The rest of my free time was filled with family functions and motorcycle rides and camping and road trips and days on Lake Minnetonka - for Steve and I bought an old sailboat, currently parked in our driveway to Dawn's dismay. But none of these were as central to my summer as was flying - not button-pushing or cockpit managing or whatever you want to call what I do for work, but flying! I had not one but two classic birds "of my own" to take up, and I took them up as much as possible. It was the most just-for-fun flying I've ever done. The only time I came close was in the summer of 1999, between high school and college, when I flew as much as my minimum-wage job could support.

We took the Cessna 170 to Dawn's family reunion in Glenwood, and later to visit her parents and pick up our nephew in Wheaton. We took the 170 to EAA Oshkosh and camped under her wing for three nights. We took early morning dawn patrols and late evening sunset cruises. I made countless circles of Lake Minnetonka and flybys of downtown Minneapolis skyscrapers.
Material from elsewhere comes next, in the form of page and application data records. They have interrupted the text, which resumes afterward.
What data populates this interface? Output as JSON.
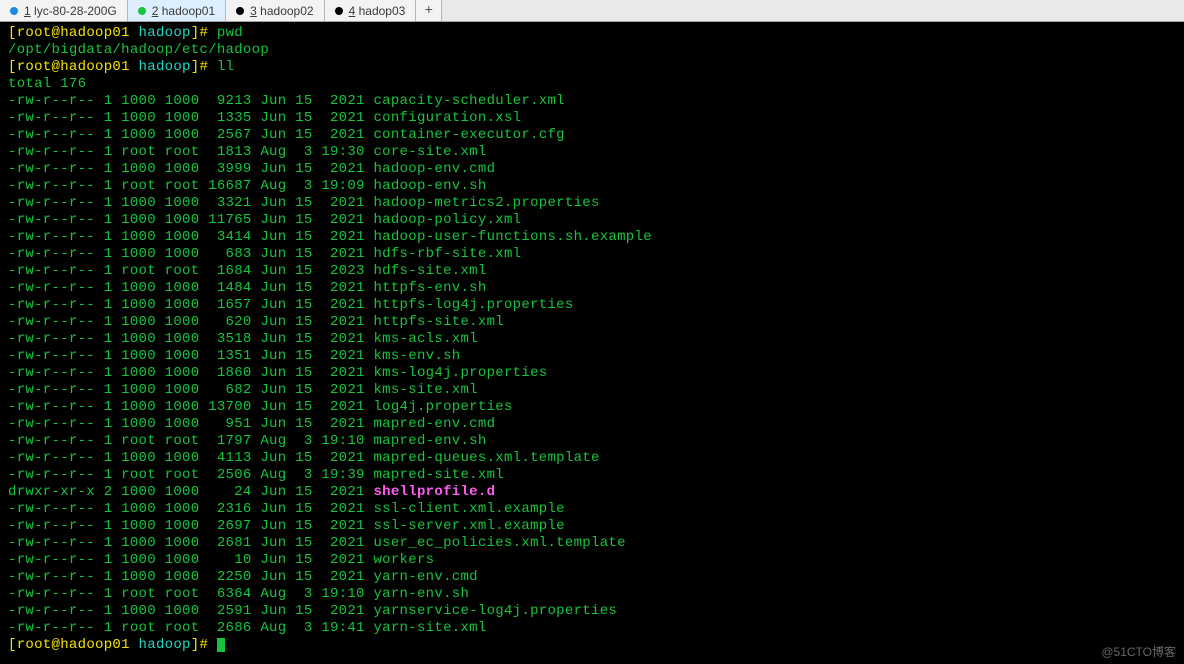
{
  "tabs": [
    {
      "num": "1",
      "label": "lyc-80-28-200G",
      "dot": "dot-blue",
      "active": false
    },
    {
      "num": "2",
      "label": "hadoop01",
      "dot": "dot-green",
      "active": true
    },
    {
      "num": "3",
      "label": "hadoop02",
      "dot": "dot-black",
      "active": false
    },
    {
      "num": "4",
      "label": "hadop03",
      "dot": "dot-black",
      "active": false
    }
  ],
  "tab_add": "+",
  "prompt": {
    "user": "root",
    "host": "hadoop01",
    "dir": "hadoop",
    "open": "[",
    "at": "@",
    "close": "]#",
    "cmd1": "pwd",
    "cmd2": "ll",
    "cwd": "/opt/bigdata/hadoop/etc/hadoop"
  },
  "total": "total 176",
  "files": [
    {
      "perm": "-rw-r--r--",
      "ln": "1",
      "own": "1000",
      "grp": "1000",
      "size": "9213",
      "mon": "Jun",
      "day": "15",
      "yrtm": "2021",
      "name": "capacity-scheduler.xml"
    },
    {
      "perm": "-rw-r--r--",
      "ln": "1",
      "own": "1000",
      "grp": "1000",
      "size": "1335",
      "mon": "Jun",
      "day": "15",
      "yrtm": "2021",
      "name": "configuration.xsl"
    },
    {
      "perm": "-rw-r--r--",
      "ln": "1",
      "own": "1000",
      "grp": "1000",
      "size": "2567",
      "mon": "Jun",
      "day": "15",
      "yrtm": "2021",
      "name": "container-executor.cfg"
    },
    {
      "perm": "-rw-r--r--",
      "ln": "1",
      "own": "root",
      "grp": "root",
      "size": "1813",
      "mon": "Aug",
      "day": "3",
      "yrtm": "19:30",
      "name": "core-site.xml"
    },
    {
      "perm": "-rw-r--r--",
      "ln": "1",
      "own": "1000",
      "grp": "1000",
      "size": "3999",
      "mon": "Jun",
      "day": "15",
      "yrtm": "2021",
      "name": "hadoop-env.cmd"
    },
    {
      "perm": "-rw-r--r--",
      "ln": "1",
      "own": "root",
      "grp": "root",
      "size": "16687",
      "mon": "Aug",
      "day": "3",
      "yrtm": "19:09",
      "name": "hadoop-env.sh"
    },
    {
      "perm": "-rw-r--r--",
      "ln": "1",
      "own": "1000",
      "grp": "1000",
      "size": "3321",
      "mon": "Jun",
      "day": "15",
      "yrtm": "2021",
      "name": "hadoop-metrics2.properties"
    },
    {
      "perm": "-rw-r--r--",
      "ln": "1",
      "own": "1000",
      "grp": "1000",
      "size": "11765",
      "mon": "Jun",
      "day": "15",
      "yrtm": "2021",
      "name": "hadoop-policy.xml"
    },
    {
      "perm": "-rw-r--r--",
      "ln": "1",
      "own": "1000",
      "grp": "1000",
      "size": "3414",
      "mon": "Jun",
      "day": "15",
      "yrtm": "2021",
      "name": "hadoop-user-functions.sh.example"
    },
    {
      "perm": "-rw-r--r--",
      "ln": "1",
      "own": "1000",
      "grp": "1000",
      "size": "683",
      "mon": "Jun",
      "day": "15",
      "yrtm": "2021",
      "name": "hdfs-rbf-site.xml"
    },
    {
      "perm": "-rw-r--r--",
      "ln": "1",
      "own": "root",
      "grp": "root",
      "size": "1684",
      "mon": "Jun",
      "day": "15",
      "yrtm": "2023",
      "name": "hdfs-site.xml"
    },
    {
      "perm": "-rw-r--r--",
      "ln": "1",
      "own": "1000",
      "grp": "1000",
      "size": "1484",
      "mon": "Jun",
      "day": "15",
      "yrtm": "2021",
      "name": "httpfs-env.sh"
    },
    {
      "perm": "-rw-r--r--",
      "ln": "1",
      "own": "1000",
      "grp": "1000",
      "size": "1657",
      "mon": "Jun",
      "day": "15",
      "yrtm": "2021",
      "name": "httpfs-log4j.properties"
    },
    {
      "perm": "-rw-r--r--",
      "ln": "1",
      "own": "1000",
      "grp": "1000",
      "size": "620",
      "mon": "Jun",
      "day": "15",
      "yrtm": "2021",
      "name": "httpfs-site.xml"
    },
    {
      "perm": "-rw-r--r--",
      "ln": "1",
      "own": "1000",
      "grp": "1000",
      "size": "3518",
      "mon": "Jun",
      "day": "15",
      "yrtm": "2021",
      "name": "kms-acls.xml"
    },
    {
      "perm": "-rw-r--r--",
      "ln": "1",
      "own": "1000",
      "grp": "1000",
      "size": "1351",
      "mon": "Jun",
      "day": "15",
      "yrtm": "2021",
      "name": "kms-env.sh"
    },
    {
      "perm": "-rw-r--r--",
      "ln": "1",
      "own": "1000",
      "grp": "1000",
      "size": "1860",
      "mon": "Jun",
      "day": "15",
      "yrtm": "2021",
      "name": "kms-log4j.properties"
    },
    {
      "perm": "-rw-r--r--",
      "ln": "1",
      "own": "1000",
      "grp": "1000",
      "size": "682",
      "mon": "Jun",
      "day": "15",
      "yrtm": "2021",
      "name": "kms-site.xml"
    },
    {
      "perm": "-rw-r--r--",
      "ln": "1",
      "own": "1000",
      "grp": "1000",
      "size": "13700",
      "mon": "Jun",
      "day": "15",
      "yrtm": "2021",
      "name": "log4j.properties"
    },
    {
      "perm": "-rw-r--r--",
      "ln": "1",
      "own": "1000",
      "grp": "1000",
      "size": "951",
      "mon": "Jun",
      "day": "15",
      "yrtm": "2021",
      "name": "mapred-env.cmd"
    },
    {
      "perm": "-rw-r--r--",
      "ln": "1",
      "own": "root",
      "grp": "root",
      "size": "1797",
      "mon": "Aug",
      "day": "3",
      "yrtm": "19:10",
      "name": "mapred-env.sh"
    },
    {
      "perm": "-rw-r--r--",
      "ln": "1",
      "own": "1000",
      "grp": "1000",
      "size": "4113",
      "mon": "Jun",
      "day": "15",
      "yrtm": "2021",
      "name": "mapred-queues.xml.template"
    },
    {
      "perm": "-rw-r--r--",
      "ln": "1",
      "own": "root",
      "grp": "root",
      "size": "2506",
      "mon": "Aug",
      "day": "3",
      "yrtm": "19:39",
      "name": "mapred-site.xml"
    },
    {
      "perm": "drwxr-xr-x",
      "ln": "2",
      "own": "1000",
      "grp": "1000",
      "size": "24",
      "mon": "Jun",
      "day": "15",
      "yrtm": "2021",
      "name": "shellprofile.d",
      "dir": true
    },
    {
      "perm": "-rw-r--r--",
      "ln": "1",
      "own": "1000",
      "grp": "1000",
      "size": "2316",
      "mon": "Jun",
      "day": "15",
      "yrtm": "2021",
      "name": "ssl-client.xml.example"
    },
    {
      "perm": "-rw-r--r--",
      "ln": "1",
      "own": "1000",
      "grp": "1000",
      "size": "2697",
      "mon": "Jun",
      "day": "15",
      "yrtm": "2021",
      "name": "ssl-server.xml.example"
    },
    {
      "perm": "-rw-r--r--",
      "ln": "1",
      "own": "1000",
      "grp": "1000",
      "size": "2681",
      "mon": "Jun",
      "day": "15",
      "yrtm": "2021",
      "name": "user_ec_policies.xml.template"
    },
    {
      "perm": "-rw-r--r--",
      "ln": "1",
      "own": "1000",
      "grp": "1000",
      "size": "10",
      "mon": "Jun",
      "day": "15",
      "yrtm": "2021",
      "name": "workers"
    },
    {
      "perm": "-rw-r--r--",
      "ln": "1",
      "own": "1000",
      "grp": "1000",
      "size": "2250",
      "mon": "Jun",
      "day": "15",
      "yrtm": "2021",
      "name": "yarn-env.cmd"
    },
    {
      "perm": "-rw-r--r--",
      "ln": "1",
      "own": "root",
      "grp": "root",
      "size": "6364",
      "mon": "Aug",
      "day": "3",
      "yrtm": "19:10",
      "name": "yarn-env.sh"
    },
    {
      "perm": "-rw-r--r--",
      "ln": "1",
      "own": "1000",
      "grp": "1000",
      "size": "2591",
      "mon": "Jun",
      "day": "15",
      "yrtm": "2021",
      "name": "yarnservice-log4j.properties"
    },
    {
      "perm": "-rw-r--r--",
      "ln": "1",
      "own": "root",
      "grp": "root",
      "size": "2686",
      "mon": "Aug",
      "day": "3",
      "yrtm": "19:41",
      "name": "yarn-site.xml"
    }
  ],
  "watermark": "@51CTO博客"
}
I took a ton of people flying: crewmembers, friends, siblings, parents, in-laws, cousins, nephews and niece, family friends, young eagles and others who'd never flown in a small plane. One beautiful Sunday a few weekends ago, I took eight people up over five flights in the 170 and the Cub.

Speaking of which, I'm beginning to get comfortable in the J-3, and I'm really starting to appreciate what a good, honest little airplane it is. Hand-propping is getting easier, and it'll usually start on the first or second blade. Dawn finding the back seat much easier to get into, I've started flying it from the front seat, an entirely different experience. Our flights are usually local to Airlake, with occasional meanderings across the cornfields to the grass strips at Stanton or Wipline. The door stays open, making warm days comfortable and encouraging the occasional friendly wave to boaters and farmers peering skyward at our little yellow airplane. Even my mom, who generally dislikes small planes and has only flown with me thrice, loved the Cub, open door and all. So did my nine-year-old nephew Dylan, who I recently took to Stanton in the Cub for a picnic lunch while we watched the gliders launch and recover. Dylan is well on his way to being a little airplane fanatic.

The Cub is a delightfully easy plane to land, particularly when wheel-landing it, and it handles crosswinds much better than its light construction would seem to suggest. In the 170, my wheel landings have improved dramatically with practice, proving that my previous bouncers weren't entirely the steel spring landing gear's fault. My approach and landing to 18R at Oshkosh - a tight left base to a 3-pointer right on the pink dot - was a thing of beauty. I did have a well-worn tailwheel tire blow out on landing at PNM, which was an interesting experience to say the least, but I kept the ole 170 out of the weeds. Guess my preflights should be a little more critical, eh? Learning to fly these old airplanes better has been a rewarding part of my summer aloft.

With Dawn going back to school and the temperatures dropping and the days shortening, I figure the flying will drop off a bit. The 170 will get moved back to Buffalo, and we'll be closing the Cub's door more often. Still, there are the fall colors to look forward to, and then the possibility of flying the 170 on skis if we get more snow this winter than last. And even if I don't get up as much as I'd like, I have many wonderful memories of warm evenings spent soaring low over golden wheatfields and rustling oaks and sun-speckled lakes to last me through the long, dark Minnesota winter.